Arizona Public Service and a Massachusetts-based company called GreenFuel Technologies Corp. have launched a project they hope will solve two problems at once — reducing greenhouse-gas emissions from power plants while creating domestic fuel for motor vehicles.
The Emissions-to-Biofuels project at APS’s Redhawk Power Station uses algae that feed on the carbon dioxide produced at the power plant to turn the gas into biodiesel and ethanol fuels
For extra measure, the algae also produce proteins that can be used to as feed for livestock.
The endeavor won the Emission Energy Project of the Year award late Thursday at the eighth-annual Platts Global Energy Awards ceremony in New York. Platts, a division of The McGraw-Hill Companies, reports information on the energy industry.
For the past 18 months GreenFuel has been testing an algae bioreactor system connected to the stacks at the natural gasfired plant at Arlington, about 55 miles west of Phoenix.
Carbon dioxide produced as a by-product of burning natural gas is fed to the algae-unicellular plants that divide and grow by the process of photosynthesis. The hungry algae consume the carbon dioxide in the presence of sunlight, producing oxygen, which is released into the air, and sugar, which is metabolized into lipids, starches and proteins.
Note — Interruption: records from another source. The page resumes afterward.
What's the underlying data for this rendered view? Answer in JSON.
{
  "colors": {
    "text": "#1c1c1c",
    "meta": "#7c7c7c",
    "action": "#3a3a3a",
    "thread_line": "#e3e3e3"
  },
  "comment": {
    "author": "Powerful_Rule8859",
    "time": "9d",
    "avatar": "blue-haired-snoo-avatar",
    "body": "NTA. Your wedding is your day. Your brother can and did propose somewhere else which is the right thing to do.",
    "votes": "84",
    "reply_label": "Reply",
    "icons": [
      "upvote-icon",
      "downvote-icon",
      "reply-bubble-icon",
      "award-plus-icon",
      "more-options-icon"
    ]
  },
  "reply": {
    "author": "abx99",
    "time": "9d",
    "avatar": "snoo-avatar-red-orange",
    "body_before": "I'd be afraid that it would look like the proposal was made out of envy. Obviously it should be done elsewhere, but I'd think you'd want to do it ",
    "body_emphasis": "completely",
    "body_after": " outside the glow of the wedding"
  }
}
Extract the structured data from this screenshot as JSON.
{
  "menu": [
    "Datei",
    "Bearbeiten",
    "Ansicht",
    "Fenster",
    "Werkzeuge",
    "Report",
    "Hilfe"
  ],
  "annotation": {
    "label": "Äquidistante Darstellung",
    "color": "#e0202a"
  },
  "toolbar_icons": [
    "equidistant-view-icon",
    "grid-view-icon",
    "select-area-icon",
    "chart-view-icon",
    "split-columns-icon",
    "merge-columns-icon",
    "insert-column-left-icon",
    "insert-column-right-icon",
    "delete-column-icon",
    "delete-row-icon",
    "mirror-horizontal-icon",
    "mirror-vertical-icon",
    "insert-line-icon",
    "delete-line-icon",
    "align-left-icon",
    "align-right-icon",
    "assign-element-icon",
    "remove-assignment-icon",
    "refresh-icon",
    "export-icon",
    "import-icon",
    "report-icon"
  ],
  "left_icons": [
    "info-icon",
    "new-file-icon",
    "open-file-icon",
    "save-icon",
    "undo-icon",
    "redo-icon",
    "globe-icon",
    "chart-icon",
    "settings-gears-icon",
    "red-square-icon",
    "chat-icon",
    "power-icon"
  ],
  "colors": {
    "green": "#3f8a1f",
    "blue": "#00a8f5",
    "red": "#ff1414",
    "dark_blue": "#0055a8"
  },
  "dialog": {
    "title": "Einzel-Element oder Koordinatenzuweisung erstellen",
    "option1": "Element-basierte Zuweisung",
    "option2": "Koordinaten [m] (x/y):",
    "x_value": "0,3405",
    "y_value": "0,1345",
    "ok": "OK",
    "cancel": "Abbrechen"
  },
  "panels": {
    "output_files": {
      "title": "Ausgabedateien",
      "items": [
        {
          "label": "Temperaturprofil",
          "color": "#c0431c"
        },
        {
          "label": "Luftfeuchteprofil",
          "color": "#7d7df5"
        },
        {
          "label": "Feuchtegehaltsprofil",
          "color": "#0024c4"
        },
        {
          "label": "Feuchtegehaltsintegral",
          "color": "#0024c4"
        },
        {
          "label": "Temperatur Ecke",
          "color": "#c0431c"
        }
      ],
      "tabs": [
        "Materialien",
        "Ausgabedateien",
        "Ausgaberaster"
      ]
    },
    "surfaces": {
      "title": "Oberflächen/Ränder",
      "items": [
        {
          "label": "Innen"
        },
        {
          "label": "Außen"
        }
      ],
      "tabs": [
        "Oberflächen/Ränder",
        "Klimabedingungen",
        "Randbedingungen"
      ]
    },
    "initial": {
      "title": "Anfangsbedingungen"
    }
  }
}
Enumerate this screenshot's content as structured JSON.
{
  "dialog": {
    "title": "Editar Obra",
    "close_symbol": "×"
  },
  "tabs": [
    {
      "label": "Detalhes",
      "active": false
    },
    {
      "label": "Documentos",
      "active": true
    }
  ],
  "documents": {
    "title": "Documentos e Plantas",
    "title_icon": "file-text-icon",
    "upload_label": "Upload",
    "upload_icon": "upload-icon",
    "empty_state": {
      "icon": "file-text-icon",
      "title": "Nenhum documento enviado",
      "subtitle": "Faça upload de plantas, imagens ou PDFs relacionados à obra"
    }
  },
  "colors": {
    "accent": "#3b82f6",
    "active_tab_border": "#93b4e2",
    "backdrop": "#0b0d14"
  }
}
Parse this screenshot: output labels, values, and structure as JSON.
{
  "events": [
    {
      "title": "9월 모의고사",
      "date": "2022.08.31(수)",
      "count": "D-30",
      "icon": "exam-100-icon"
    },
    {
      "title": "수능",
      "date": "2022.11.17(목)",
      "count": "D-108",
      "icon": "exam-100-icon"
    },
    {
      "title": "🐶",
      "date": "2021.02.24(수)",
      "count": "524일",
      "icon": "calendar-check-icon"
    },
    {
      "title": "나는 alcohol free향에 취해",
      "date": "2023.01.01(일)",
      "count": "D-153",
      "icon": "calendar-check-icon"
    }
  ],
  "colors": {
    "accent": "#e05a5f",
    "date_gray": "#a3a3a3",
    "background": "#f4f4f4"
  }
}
The algae biomass is then harvested, and the lipids, an oil, are converted into biodiesel fuel, and the starches are turned into ethanol. Both could be used as fuels for motor vehicles, or they could be recycled for burning in the power plant to produce more electricity.
Carbon dioxide is a colorless gas scientists believe is primarily responsible for the greenhouse effect that is producing global warming.
The algae are capable of absorbing more than 80 percent of the carbon emissions produced by the Redhawk plant during daylight hours, said APS spokesman Steven Gotfried.
If every natural gas power plant in Maricopa County were equipped with an algae bioreactor, every car in the county could run on the resulting fuels for about five months, according to APS and GreenFuel calculations.
“This is the first time ever that algae biomass created on-site by direct connection to a commercial power plant has been successfully converted to both these biofuels,” said Isaac Berzin, GreenFuel’s founder and chief technology officer. “The conversion and certification of the fuels were conducted by respected, independent laboratories.”
The technology was previously tested on a laboratory scale at the Massachusetts Institute of Technology, but the Redhawk plant was the first site where it was tested on a power-plant scale. The next step will be to expand the operation to determine if the process is commercially viable, Gotfried said. GreenFuel expects to start growing algae on one-third of an acre next to the power plant, perhaps as soon as January, he said. Also the companies will seek markets for the biofuels.